The World Health Organisation is the lead agency of the United Nations in the field of health. Established in 1948, the WHO’s stated objective is “attainment by all peoples of the highest possible level of health” (with health defined as a state of complete physical, mental, and social wellbeing and not merely the absence of disease or infirmity). The organisation is governed by 192 member states through the World Health Assembly, which is responsible for setting policy, approving programmes and budgets. Its accountability to its member states, some of which have not hesitated to exert inappropriate influence on the organisation, means that, despite the efforts of individual staff members, it has rarely been able to incorporate the views of civil society into its work to any significant extent. For example, the US government has recently required that the WHO, when seeking experts within the US government, should only indicate the general area of interest, leaving the selection of people to the US authorities. The WHO has also faced the problem of having to use official information supplied by its member states, regardless of its validity. As a consequence, it has often been seen as lacking independence, and thus credibility as it is unable to challenge erroneous information provided by governments determined to deny the existence of problems.

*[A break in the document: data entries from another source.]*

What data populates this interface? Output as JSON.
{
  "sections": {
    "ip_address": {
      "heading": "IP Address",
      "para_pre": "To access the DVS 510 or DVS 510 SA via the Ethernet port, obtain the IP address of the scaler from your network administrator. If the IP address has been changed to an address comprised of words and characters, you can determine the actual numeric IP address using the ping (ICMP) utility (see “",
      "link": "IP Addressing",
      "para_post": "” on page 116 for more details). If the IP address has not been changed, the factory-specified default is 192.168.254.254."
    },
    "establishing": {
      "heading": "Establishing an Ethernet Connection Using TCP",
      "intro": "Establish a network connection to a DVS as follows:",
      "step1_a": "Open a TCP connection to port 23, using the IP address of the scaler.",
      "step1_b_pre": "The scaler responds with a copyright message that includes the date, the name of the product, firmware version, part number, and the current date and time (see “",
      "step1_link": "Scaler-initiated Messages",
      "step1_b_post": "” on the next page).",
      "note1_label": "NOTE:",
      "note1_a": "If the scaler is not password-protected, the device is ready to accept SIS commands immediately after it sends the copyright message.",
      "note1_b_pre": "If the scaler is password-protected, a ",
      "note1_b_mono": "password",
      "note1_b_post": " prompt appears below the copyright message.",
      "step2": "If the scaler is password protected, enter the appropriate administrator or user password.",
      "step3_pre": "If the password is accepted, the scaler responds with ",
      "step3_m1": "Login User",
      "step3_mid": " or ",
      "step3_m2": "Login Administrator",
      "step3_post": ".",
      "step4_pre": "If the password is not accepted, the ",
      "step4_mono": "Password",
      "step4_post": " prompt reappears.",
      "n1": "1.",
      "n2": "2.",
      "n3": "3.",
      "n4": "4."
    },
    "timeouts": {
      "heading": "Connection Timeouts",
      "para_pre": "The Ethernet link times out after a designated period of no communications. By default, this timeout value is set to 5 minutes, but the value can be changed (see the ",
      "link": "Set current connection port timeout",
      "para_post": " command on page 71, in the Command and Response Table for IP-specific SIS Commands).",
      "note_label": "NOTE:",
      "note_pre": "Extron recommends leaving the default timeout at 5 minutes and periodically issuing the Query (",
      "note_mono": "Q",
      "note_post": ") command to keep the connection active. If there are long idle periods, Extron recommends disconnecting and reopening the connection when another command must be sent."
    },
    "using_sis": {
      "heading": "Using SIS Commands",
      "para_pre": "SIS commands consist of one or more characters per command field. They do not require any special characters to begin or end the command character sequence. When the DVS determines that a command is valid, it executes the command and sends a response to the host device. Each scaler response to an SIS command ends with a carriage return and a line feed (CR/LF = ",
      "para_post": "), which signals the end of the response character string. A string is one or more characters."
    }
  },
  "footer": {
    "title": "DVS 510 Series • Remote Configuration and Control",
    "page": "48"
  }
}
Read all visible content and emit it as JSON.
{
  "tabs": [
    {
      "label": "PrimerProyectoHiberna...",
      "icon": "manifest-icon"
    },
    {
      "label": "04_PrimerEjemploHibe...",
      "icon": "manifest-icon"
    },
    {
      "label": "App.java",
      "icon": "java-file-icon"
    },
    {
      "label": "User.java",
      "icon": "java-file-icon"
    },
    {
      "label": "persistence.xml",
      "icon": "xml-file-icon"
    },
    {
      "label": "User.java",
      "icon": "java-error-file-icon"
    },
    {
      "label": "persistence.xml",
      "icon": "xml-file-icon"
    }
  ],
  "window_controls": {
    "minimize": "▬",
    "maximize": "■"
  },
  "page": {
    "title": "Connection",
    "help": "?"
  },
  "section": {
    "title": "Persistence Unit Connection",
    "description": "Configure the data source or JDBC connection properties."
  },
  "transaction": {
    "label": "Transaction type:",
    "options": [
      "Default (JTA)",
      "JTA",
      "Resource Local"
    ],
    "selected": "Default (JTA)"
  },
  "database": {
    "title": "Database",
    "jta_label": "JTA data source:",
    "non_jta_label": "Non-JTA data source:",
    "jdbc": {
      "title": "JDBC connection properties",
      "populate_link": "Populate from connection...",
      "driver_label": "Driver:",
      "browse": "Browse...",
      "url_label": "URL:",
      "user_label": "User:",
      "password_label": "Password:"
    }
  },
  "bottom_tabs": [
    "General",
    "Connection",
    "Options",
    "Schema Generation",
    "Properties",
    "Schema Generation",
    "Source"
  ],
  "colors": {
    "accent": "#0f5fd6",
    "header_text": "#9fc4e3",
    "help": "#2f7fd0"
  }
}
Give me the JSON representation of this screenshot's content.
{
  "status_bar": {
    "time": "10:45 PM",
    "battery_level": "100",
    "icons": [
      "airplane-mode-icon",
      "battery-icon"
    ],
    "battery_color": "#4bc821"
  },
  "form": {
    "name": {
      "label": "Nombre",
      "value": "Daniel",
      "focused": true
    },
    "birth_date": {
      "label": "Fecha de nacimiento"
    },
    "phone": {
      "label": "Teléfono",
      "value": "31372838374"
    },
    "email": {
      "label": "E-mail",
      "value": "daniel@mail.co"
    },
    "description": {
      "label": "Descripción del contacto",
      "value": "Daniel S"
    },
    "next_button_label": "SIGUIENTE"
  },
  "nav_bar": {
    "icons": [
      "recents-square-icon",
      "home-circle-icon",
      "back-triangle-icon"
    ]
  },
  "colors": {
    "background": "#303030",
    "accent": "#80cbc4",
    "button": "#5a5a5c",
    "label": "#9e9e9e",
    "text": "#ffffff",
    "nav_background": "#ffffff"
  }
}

The World Social Forum, first held in 2001, is a yearly gathering intended to provide a counterbalance to the World Economic Forum’s Davos meeting. According to its charter of principles, the WSF is “an open meeting place for reflective thinking, democratic debate of ideas, formulation of proposals, free exchange of experiences, and inter-linking for effective action, by groups and movements of civil society that are opposed to neoliberalism and to domination of the world by capital and any form of imperialism.”27 In contrast with the gated and exclusive WEF meetings attended primarily by those who can afford the $25 000 membership fee, the WSF conference has drawn as many as 100 000 participants and has provided a venue for activists to look at alternatives to market driven globalisation, specifically alternatives that emphasise human rights and social justice.


We are grateful to Allyson Pollock, Robert Beaglehole, Ronald Labonte, Kelley Lee, and an anonymous reviewer for comments on earlier drafts.



  • Funding: AG is funded by the US National Institute of Health to work on tobacco industry documents.

  • Competing interests: MM is a member of the Open Society Institute’s (OSI) public health sub-board and NS was the Director of the Public Health Program at OSI. OSI is committed to building open societies through collaboration between non-governmental organisations, governments, and international organisations. The views expressed cannot be taken as representing any of the organisations they are associated with.